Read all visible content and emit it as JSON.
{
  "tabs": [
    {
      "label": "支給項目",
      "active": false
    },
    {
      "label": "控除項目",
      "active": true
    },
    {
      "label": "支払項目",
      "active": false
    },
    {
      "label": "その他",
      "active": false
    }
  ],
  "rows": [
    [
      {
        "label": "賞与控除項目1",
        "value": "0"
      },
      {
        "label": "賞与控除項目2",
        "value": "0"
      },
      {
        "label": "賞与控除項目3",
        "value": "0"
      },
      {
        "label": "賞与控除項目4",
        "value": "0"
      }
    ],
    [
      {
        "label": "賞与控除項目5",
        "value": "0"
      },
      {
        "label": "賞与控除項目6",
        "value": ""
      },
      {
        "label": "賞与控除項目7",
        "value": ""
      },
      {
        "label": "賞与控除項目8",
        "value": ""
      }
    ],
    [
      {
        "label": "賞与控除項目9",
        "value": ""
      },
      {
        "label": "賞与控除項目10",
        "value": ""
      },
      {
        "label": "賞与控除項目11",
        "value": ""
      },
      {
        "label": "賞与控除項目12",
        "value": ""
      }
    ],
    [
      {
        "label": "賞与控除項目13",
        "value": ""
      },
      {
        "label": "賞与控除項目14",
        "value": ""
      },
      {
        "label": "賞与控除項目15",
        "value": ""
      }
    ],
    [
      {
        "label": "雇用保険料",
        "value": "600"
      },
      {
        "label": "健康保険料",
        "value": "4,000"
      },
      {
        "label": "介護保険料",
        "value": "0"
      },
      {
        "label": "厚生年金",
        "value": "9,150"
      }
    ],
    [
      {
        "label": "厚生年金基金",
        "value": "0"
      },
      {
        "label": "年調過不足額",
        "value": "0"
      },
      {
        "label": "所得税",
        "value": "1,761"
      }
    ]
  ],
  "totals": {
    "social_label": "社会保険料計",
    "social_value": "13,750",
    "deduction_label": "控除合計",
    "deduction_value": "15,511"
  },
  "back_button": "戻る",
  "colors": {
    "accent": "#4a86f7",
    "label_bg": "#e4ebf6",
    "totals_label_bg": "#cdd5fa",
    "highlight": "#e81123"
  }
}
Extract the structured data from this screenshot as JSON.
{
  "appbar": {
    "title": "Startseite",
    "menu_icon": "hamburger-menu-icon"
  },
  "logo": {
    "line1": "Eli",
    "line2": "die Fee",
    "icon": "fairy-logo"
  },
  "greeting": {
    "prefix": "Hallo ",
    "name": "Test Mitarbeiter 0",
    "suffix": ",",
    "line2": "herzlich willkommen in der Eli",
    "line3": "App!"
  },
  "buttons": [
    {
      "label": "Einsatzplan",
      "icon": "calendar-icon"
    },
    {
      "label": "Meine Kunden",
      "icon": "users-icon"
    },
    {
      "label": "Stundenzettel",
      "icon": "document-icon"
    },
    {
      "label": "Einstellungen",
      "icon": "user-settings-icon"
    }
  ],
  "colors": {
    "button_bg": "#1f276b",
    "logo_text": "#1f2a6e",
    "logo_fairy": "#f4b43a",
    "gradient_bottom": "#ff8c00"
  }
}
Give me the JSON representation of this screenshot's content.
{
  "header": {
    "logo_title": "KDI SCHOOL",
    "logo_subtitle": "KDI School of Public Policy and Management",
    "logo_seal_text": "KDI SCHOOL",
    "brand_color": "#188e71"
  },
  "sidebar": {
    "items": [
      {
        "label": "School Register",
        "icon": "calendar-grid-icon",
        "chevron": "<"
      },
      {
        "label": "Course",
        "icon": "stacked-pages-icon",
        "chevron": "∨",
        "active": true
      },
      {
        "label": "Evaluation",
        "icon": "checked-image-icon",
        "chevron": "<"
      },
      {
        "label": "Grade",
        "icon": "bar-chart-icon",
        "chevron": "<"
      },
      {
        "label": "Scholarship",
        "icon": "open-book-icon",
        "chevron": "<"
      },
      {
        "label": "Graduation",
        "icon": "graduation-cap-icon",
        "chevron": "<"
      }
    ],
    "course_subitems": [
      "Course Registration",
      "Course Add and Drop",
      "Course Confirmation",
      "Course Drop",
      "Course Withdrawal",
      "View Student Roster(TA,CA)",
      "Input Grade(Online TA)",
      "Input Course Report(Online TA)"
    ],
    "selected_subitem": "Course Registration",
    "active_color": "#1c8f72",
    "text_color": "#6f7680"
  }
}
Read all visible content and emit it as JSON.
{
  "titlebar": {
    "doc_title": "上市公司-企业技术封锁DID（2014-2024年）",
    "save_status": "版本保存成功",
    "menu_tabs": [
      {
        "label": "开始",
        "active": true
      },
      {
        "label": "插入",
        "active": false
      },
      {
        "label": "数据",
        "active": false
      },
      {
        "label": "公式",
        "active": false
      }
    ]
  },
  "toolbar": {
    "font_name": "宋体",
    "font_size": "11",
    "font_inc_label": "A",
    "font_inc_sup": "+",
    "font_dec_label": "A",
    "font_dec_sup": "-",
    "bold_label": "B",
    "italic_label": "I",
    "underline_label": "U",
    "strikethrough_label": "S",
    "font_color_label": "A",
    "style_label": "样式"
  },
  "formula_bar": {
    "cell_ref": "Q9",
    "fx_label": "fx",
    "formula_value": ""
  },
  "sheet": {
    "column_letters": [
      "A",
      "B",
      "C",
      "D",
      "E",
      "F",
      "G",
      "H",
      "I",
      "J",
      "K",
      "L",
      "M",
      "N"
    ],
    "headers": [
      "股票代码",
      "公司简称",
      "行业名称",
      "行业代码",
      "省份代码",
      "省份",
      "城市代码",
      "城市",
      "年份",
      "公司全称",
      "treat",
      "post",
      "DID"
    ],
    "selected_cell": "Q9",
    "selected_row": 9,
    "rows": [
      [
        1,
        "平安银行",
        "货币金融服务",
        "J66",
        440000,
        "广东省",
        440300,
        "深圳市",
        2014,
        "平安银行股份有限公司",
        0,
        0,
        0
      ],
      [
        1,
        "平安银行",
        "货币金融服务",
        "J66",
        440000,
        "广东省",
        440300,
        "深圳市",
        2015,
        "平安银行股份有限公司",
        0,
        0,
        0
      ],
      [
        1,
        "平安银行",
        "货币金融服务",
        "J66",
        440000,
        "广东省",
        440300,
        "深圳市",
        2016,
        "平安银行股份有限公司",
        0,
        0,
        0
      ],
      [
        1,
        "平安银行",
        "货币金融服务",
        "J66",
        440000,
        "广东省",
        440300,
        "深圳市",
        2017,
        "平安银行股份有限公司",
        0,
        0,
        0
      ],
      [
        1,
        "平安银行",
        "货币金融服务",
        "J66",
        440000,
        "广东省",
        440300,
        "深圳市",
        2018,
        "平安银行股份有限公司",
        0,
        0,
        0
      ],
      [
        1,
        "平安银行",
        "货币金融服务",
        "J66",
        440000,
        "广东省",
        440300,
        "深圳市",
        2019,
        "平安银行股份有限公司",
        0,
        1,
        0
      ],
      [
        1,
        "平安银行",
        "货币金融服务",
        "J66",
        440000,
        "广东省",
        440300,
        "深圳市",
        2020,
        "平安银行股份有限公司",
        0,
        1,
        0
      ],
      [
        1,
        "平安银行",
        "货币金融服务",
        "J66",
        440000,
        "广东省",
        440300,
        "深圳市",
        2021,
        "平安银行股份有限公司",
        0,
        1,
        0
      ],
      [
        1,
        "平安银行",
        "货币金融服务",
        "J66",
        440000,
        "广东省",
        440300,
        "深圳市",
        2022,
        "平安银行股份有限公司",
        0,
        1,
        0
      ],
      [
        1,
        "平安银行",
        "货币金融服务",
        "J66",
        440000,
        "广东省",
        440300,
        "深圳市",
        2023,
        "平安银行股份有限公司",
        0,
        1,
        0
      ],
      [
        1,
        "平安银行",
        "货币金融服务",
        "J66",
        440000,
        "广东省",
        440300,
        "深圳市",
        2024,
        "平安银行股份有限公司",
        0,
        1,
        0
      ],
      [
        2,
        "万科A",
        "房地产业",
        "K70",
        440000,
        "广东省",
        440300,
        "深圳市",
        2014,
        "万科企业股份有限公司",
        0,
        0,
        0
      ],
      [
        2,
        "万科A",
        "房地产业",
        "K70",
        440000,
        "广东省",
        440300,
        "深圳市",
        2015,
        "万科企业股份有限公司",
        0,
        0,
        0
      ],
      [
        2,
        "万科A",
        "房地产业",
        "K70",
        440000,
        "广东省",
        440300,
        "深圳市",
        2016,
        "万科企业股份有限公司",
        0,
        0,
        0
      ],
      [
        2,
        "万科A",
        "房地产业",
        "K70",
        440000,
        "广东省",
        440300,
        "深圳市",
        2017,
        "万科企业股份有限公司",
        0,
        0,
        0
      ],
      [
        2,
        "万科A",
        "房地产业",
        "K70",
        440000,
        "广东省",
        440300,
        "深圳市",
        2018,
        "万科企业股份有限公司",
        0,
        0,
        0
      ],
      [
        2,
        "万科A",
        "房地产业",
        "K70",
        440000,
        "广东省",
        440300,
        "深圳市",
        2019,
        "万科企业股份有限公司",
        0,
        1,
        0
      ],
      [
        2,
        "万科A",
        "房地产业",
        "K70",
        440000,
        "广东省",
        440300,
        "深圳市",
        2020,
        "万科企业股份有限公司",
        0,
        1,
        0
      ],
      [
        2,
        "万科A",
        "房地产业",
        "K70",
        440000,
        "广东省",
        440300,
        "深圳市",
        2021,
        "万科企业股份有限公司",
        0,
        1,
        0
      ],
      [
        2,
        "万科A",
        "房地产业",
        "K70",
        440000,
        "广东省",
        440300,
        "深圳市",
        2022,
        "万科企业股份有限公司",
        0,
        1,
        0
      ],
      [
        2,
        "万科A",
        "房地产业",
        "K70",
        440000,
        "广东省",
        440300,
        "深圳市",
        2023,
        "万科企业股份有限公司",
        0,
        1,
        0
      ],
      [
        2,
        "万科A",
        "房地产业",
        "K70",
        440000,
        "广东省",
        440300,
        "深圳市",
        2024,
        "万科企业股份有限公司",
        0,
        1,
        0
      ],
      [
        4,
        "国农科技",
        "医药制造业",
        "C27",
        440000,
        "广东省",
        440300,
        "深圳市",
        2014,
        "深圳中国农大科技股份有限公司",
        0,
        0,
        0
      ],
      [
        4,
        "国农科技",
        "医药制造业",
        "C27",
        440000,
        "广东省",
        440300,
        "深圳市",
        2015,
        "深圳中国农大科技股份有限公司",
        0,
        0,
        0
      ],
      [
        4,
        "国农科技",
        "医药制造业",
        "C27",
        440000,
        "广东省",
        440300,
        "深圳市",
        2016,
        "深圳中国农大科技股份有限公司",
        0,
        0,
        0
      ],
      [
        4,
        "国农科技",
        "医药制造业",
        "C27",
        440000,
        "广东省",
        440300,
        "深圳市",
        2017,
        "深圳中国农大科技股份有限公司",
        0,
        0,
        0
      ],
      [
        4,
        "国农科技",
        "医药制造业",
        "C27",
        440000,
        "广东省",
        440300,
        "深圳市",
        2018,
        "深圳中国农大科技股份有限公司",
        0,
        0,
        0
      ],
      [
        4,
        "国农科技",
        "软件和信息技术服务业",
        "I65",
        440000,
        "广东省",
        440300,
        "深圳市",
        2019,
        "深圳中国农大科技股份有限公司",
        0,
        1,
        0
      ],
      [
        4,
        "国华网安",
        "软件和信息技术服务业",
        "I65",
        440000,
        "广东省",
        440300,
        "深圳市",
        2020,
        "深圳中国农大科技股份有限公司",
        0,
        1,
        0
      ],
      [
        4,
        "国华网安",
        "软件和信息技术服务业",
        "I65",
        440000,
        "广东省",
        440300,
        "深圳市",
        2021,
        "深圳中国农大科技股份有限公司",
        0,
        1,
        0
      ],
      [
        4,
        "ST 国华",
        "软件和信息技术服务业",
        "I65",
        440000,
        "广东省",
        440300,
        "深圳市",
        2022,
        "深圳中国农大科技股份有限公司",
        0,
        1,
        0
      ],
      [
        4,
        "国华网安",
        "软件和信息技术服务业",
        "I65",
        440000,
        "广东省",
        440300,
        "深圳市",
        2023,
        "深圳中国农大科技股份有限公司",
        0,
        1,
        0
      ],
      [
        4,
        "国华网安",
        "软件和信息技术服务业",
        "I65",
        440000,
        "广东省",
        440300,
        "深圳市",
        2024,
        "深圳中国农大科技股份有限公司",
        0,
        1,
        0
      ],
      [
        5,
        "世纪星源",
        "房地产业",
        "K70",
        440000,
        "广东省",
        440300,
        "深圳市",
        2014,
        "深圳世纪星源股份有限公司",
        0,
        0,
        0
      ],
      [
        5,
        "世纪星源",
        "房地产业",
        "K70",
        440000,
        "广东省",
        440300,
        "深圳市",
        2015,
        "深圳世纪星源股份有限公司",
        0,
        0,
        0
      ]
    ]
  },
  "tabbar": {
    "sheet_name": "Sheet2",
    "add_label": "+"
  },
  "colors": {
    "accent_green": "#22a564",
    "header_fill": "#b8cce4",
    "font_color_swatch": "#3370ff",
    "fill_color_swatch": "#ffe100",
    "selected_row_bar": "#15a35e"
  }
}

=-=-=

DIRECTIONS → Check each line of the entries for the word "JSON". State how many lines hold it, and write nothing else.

RESULT → 4